After 5-6 days from the appearance of the rash, fluid-filled vesicles starts to form. Blisters are generally thin-walled and tend to break after a while leaving an open scar. After 1-2 days, scab formation takes place. One of the most characteristic features of chickenpox lesions is the fact that all 3 stages of rash (reddish spots, blisters or vesicles and scabs) are present simultaneously on the whole body. If you see such symptoms in your child, rush to the doctor immediately for proper management. Treatment is generally related to the symptoms. Paracetamol and calamine lotion are generally prescribed to alleviate fever and itching respectively.
Most of the times, blisters crust up and get healed on their own in about 2 weeks. It is advised to keep your children away from public places to prevent other people from getting this highly contagious infection.
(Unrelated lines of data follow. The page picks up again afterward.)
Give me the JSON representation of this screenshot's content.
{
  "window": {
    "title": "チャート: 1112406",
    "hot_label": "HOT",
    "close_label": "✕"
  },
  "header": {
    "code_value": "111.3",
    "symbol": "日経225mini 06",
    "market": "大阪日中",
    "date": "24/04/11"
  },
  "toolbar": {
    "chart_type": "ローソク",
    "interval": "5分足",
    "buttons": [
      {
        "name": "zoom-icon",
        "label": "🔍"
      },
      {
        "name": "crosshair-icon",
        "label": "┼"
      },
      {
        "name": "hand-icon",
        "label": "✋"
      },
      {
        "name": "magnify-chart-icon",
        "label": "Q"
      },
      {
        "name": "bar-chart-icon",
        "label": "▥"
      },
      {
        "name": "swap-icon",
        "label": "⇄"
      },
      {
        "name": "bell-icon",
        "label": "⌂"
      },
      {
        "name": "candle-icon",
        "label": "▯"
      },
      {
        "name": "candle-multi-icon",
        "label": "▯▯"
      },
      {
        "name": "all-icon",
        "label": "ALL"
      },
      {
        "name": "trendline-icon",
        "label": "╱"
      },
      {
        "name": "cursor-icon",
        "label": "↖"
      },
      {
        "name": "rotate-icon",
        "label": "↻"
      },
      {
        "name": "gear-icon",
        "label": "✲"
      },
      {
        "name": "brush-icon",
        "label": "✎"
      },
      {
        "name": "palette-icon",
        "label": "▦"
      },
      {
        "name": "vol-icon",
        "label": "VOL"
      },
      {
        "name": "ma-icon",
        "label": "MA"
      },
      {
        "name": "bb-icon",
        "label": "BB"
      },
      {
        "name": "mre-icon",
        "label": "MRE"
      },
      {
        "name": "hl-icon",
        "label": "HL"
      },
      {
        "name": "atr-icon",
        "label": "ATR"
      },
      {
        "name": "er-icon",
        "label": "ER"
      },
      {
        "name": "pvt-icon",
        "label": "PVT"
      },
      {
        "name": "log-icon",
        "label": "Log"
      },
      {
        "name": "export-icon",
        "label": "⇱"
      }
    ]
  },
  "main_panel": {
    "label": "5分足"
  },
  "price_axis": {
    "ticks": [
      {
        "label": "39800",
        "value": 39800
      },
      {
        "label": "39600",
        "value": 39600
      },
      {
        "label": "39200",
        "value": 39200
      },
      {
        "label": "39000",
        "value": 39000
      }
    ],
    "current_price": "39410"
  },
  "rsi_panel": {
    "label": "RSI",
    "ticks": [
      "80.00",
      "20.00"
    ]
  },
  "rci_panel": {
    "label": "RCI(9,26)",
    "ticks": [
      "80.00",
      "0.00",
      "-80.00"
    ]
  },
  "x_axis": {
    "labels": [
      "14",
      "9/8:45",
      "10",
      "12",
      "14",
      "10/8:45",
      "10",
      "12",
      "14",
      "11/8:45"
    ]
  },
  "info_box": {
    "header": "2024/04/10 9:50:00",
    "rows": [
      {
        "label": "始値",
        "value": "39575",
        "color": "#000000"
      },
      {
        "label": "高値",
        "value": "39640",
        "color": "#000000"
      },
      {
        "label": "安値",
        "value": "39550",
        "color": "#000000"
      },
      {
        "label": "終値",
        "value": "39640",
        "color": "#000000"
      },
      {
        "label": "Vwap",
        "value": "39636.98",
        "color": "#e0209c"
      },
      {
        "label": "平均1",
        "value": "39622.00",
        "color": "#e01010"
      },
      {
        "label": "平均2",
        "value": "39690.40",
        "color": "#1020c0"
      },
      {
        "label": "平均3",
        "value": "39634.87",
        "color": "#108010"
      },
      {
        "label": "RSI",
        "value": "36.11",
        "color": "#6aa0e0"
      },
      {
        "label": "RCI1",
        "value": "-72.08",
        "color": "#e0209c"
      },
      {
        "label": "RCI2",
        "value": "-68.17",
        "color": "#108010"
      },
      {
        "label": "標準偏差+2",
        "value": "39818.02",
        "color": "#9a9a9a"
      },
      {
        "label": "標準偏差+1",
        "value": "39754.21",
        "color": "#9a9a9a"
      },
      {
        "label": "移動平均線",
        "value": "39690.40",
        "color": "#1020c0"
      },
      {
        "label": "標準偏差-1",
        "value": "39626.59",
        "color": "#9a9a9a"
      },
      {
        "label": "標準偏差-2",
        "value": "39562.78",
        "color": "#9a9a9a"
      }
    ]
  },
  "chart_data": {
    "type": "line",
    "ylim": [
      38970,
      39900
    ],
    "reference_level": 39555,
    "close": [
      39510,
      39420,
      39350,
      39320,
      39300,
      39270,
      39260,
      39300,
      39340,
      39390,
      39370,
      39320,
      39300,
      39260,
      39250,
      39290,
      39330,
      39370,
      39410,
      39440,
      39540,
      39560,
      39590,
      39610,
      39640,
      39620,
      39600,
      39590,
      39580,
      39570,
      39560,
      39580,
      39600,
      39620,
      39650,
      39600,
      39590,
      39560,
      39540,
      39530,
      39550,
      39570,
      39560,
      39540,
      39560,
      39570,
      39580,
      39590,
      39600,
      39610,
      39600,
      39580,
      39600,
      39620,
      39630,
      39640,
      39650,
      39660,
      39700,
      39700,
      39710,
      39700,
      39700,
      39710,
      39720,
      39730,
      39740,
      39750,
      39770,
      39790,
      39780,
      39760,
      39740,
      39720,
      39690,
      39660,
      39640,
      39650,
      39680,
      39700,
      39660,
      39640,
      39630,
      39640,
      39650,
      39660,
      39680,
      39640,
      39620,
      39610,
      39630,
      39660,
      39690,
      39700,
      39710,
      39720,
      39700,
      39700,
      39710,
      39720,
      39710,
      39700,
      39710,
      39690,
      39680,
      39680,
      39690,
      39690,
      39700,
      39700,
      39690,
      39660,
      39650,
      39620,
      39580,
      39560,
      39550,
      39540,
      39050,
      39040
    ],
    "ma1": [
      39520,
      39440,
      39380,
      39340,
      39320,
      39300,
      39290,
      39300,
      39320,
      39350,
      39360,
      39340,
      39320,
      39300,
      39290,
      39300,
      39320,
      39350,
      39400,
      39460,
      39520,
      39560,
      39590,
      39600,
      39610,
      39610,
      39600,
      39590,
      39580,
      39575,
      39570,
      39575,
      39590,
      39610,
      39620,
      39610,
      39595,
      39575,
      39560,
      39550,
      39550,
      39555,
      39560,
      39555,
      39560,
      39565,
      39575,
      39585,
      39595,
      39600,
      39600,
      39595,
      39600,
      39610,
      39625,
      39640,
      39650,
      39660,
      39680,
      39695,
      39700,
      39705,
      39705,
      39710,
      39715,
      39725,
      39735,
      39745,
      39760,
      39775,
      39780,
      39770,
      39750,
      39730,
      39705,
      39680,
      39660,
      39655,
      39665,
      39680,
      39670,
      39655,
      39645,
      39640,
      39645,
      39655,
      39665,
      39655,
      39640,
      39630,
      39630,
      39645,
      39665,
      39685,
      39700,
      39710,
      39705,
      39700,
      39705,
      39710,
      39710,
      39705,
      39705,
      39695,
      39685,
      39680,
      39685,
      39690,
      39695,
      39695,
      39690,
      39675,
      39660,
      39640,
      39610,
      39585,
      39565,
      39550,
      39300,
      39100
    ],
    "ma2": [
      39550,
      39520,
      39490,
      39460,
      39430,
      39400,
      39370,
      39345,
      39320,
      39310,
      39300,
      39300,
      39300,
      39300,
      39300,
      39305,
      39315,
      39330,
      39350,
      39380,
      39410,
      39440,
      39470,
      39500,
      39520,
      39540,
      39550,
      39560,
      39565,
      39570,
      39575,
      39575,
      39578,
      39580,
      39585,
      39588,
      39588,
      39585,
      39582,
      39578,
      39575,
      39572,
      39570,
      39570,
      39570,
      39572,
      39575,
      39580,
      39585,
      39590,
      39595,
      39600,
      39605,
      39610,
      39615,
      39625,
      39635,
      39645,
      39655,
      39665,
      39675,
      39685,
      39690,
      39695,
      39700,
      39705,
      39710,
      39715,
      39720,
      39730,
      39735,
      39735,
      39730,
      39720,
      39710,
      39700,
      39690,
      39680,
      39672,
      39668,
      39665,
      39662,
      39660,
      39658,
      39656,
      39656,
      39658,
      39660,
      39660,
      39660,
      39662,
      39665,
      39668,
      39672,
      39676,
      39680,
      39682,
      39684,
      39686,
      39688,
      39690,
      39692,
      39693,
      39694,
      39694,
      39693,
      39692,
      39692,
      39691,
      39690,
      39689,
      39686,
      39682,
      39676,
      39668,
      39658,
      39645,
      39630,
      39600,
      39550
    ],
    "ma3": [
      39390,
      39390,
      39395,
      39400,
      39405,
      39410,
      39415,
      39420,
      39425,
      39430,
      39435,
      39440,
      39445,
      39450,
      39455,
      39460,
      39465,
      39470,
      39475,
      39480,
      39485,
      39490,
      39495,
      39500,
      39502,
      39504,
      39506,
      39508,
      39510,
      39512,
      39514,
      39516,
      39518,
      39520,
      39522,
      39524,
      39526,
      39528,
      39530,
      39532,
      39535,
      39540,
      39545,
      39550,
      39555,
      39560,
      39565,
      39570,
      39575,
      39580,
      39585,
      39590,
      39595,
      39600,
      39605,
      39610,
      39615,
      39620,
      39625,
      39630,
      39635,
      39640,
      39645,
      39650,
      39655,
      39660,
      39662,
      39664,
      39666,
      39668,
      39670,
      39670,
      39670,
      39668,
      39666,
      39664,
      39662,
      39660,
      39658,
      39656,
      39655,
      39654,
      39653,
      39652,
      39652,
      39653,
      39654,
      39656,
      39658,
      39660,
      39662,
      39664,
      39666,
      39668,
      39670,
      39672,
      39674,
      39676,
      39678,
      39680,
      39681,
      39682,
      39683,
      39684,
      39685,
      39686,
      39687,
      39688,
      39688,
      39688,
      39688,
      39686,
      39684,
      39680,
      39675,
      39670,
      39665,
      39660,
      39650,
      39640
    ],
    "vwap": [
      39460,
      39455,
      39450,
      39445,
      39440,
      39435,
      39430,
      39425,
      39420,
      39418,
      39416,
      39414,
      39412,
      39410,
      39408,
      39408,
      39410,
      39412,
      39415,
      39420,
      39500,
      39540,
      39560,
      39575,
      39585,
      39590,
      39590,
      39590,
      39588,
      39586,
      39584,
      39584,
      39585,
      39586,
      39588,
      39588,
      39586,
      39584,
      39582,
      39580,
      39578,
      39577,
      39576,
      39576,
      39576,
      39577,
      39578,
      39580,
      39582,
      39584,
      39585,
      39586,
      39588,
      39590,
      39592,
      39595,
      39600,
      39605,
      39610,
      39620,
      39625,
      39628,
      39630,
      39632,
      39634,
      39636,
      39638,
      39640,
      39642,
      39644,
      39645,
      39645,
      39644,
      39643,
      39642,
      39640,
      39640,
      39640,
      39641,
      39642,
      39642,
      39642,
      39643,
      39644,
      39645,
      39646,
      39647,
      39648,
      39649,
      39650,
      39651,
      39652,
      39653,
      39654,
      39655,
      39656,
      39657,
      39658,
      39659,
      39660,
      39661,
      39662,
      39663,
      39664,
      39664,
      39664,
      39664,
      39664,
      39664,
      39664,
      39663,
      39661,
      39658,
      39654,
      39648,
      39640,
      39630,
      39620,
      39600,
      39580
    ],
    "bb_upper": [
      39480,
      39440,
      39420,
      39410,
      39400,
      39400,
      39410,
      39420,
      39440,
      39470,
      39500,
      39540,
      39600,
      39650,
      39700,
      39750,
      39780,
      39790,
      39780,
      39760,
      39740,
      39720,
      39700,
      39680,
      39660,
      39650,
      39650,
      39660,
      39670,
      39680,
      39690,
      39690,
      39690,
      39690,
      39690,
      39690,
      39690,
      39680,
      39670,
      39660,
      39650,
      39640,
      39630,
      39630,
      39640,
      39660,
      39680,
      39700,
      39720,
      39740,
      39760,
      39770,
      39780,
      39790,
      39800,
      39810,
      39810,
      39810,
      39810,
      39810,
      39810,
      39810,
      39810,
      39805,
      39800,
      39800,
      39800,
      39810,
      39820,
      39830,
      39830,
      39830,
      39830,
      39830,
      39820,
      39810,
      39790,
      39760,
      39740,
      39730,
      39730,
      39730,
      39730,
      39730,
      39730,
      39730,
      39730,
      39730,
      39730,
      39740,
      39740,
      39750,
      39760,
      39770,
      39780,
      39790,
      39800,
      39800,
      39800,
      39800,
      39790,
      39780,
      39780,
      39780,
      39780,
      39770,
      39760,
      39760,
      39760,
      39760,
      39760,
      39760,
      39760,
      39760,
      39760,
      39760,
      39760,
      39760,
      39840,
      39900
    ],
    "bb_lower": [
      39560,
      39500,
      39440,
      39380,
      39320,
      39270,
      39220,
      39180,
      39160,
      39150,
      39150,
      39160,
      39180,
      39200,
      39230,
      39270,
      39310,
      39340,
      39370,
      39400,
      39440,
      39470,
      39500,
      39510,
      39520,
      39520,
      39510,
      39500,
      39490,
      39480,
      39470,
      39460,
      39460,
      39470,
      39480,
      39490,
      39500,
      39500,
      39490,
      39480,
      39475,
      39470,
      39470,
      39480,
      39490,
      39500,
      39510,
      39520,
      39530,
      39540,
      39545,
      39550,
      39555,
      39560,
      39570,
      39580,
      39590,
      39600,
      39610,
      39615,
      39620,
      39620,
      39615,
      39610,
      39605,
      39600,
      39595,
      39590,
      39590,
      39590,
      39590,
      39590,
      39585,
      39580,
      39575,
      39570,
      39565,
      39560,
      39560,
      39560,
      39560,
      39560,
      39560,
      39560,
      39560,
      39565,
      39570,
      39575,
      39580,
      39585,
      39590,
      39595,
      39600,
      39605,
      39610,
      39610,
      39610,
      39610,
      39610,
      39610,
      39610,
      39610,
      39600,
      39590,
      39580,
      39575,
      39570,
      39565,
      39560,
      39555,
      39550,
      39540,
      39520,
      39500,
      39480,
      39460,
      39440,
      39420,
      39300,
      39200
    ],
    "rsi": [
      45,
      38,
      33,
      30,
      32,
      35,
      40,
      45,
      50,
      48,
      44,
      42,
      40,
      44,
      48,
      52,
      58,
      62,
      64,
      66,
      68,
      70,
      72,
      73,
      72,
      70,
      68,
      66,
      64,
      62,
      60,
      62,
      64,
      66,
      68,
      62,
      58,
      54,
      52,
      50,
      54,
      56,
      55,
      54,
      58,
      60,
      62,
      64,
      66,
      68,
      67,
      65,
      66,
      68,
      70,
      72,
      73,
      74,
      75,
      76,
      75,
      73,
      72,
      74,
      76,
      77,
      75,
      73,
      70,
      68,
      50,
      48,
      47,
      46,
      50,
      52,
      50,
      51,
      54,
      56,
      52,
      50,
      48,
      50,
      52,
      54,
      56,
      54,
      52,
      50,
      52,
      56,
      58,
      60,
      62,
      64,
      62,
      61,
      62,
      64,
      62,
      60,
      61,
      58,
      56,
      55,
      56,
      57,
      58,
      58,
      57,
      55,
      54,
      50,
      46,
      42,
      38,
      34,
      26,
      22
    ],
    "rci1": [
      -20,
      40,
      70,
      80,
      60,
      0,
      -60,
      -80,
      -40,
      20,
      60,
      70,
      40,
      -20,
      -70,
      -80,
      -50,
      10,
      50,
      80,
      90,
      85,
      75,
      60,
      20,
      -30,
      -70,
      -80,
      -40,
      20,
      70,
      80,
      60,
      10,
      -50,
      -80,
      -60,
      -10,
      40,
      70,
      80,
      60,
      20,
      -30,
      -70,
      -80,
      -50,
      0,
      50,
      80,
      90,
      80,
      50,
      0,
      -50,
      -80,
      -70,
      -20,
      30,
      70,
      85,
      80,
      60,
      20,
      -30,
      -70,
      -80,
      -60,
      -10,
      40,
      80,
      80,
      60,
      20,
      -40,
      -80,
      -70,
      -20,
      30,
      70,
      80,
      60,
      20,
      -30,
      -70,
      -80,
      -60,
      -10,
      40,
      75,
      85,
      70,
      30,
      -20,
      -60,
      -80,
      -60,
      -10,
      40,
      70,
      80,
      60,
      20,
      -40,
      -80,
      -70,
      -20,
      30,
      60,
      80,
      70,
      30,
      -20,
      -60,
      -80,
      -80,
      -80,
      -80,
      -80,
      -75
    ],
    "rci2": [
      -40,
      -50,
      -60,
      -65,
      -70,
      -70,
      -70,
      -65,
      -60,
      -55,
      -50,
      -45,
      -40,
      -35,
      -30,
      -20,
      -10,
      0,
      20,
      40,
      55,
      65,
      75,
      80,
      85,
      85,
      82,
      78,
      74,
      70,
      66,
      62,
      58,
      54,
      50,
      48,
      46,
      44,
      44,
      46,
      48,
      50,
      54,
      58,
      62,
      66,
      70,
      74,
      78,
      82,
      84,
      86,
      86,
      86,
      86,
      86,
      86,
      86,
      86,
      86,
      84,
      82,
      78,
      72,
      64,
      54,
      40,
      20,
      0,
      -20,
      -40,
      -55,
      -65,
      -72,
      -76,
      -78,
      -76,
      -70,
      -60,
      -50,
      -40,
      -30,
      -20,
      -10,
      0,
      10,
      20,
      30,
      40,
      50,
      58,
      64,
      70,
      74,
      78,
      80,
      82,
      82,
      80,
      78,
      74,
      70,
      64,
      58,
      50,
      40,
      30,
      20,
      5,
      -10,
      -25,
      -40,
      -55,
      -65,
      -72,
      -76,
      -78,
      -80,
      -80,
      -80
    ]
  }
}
Children should be given leave from school until their blisters have crusted over. The chickenpox vaccine is a great preventive strategy as it is said to be 99% effective in children. Immunocompromised children, pregnant women, leukemic patients and children less than 12 years are at a greater risk of getting this infection.